Comment: Mubarek report holds Feltham staff to account

The saying that you can judge a civilisation by its prisons seems particularly apt in the aftermath of the Mubarek inquiry, whose scathing report on the death of Zahid Mubarek at the hands of his racist cellmate Robert Stewart was published last week. Sent to Feltham Young Offender Institution, the 19-year-old found himself incarcerated in what Justice Brian Keith’s report described as a “failing and under-resourced” prison system, condemned by ignorance and overcrowding to share a cell with a known sociopath. In its shabby mental health services and rampant racism, Feltham is a showcase for some of the horrors our society has to offer at its worst.

Unlike much of the rest of society, of course, Feltham enjoys the sometimes curious list of immunities that accompanies institutional status. To its credit the inquiry does not take refuge in “institutional racism” – the report specifically says that explicit racism on the part of individual officers was prevalent – but it does toy with the idea of “institutional religious intolerance”, while Zahid’s uncle called his nephew’s killing “institutional murder”. This is questionable. Institutional inertia may be responsible for some evils, racism perhaps included, but it is hard to see how a comparable case can be made for either intolerance or murder. Here, the blame must fall squarely on the individuals who are guilty, directly and indirectly, not conveniently palmed off on to unaccountable structures.

So once again the inquiry raises the problem of accountability. Like the Laming inquiry into the death of Victoria Climbie, the Keith inquiry holds senior people to account, including Niall Clifford, governor at the time of the killing. Shockingly, Clifford was promoted and staff gave evidence to the inquiry knowing that it could not be used for disciplinary proceedings.

Nor does it say much for the claims of justice that deaths in prison will be exempt from liability under proposed reforms to the law on corporate manslaughter. They may be elusive but the remedies for prison overcrowding and lacklustre mental health services are relatively straightforward: more money, a better balance of care and control, and a sentencing policy less susceptible to the Daily Mail lobby. Accountability will be a harder nut to crack.
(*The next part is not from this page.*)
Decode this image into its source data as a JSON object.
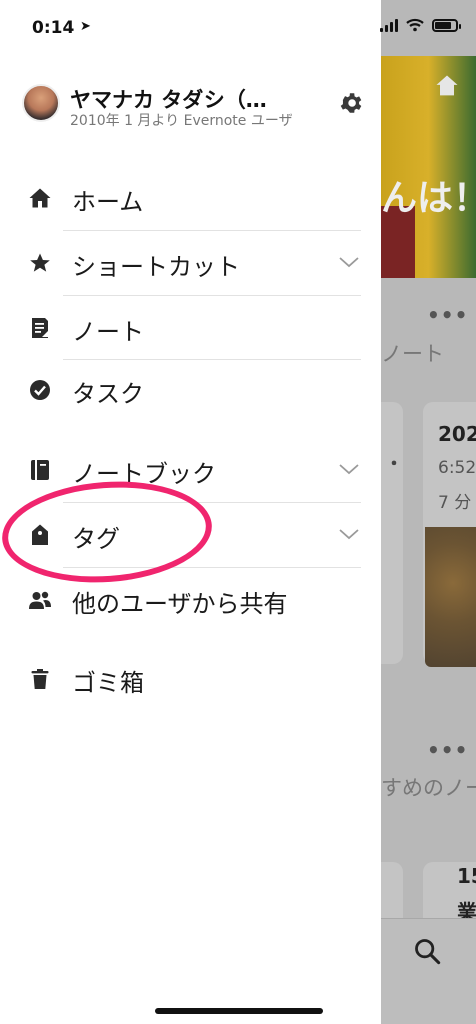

See Prison murder inquiry slams individual and systemic failings
See Feltham YOI still dogged by racism years after Zahid Mubarek’s murder

More from Community Care

Comments are closed.